Arias Cañete argued that the bloc’s newly agreed measures for boosting clean energy and efficiency between 2021 and 2030 allow for a higher emissions reduction target.
But there is still resistance from some member countries. Poland, which presides over this year’s Cop24 summit, has said that the EU should focus on meeting the existing measures first. German chancellor Angela Merkel also expressed displeasure on ARD public television in August.
“At the moment I am not very happy regarding these new proposals since many member states are already today failing to comply with what they promised — and people are not going to accept that,” she said, as reported by Politico.
Juncker hinted at the opposition: “Some may choose to ignore the climate challenge and look the other way,” he said. “We in the commission and you in parliament must look to the future.”

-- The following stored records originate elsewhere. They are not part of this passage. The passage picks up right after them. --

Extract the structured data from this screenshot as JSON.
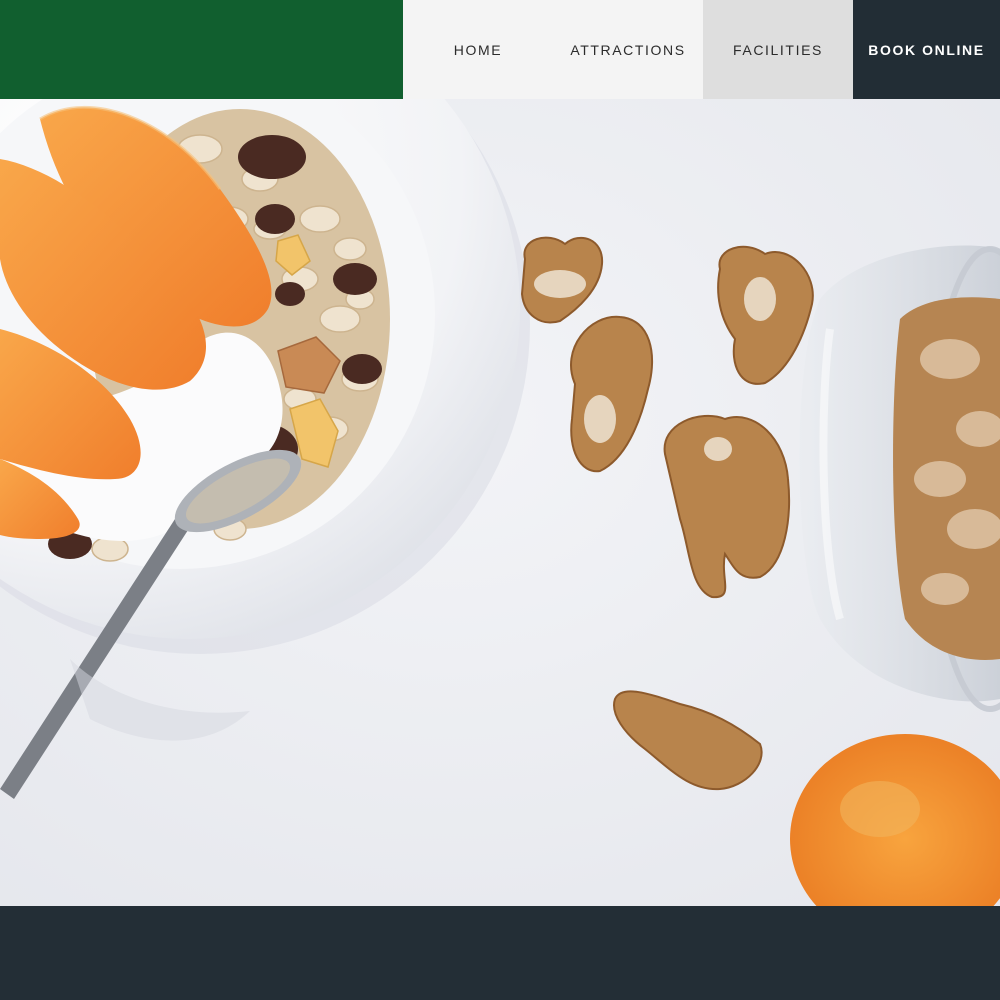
{
  "header": {
    "brand_color": "#115f2f",
    "nav": {
      "home": "HOME",
      "attractions": "ATTRACTIONS",
      "facilities": "FACILITIES",
      "book_online": "BOOK ONLINE"
    },
    "active_item": "FACILITIES"
  },
  "hero": {
    "image_subject": "hero-food-photo"
  },
  "footer": {
    "background": "#232e36"
  }
}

He also argued that the EU needs to take firm action to ban single-use plastics, rather than simply showing “good intention,” in order to win public trust ahead of the European elections next year.
Environmental advocates were hoping Juncker would give an update on the commission’s 2050 strategy proposal and express support for a goal that fits with a temperature limit of 1.5C.
“Juncker rightly recognised the damage that climate change is already inflicting on European citizens,” tweeted Jonathan Gaventa, director at the environmental think-tank E3G. “But while climate was a theme in the speech, it is notably absent from the deluge of @EU_Commission press releases with new announcements.”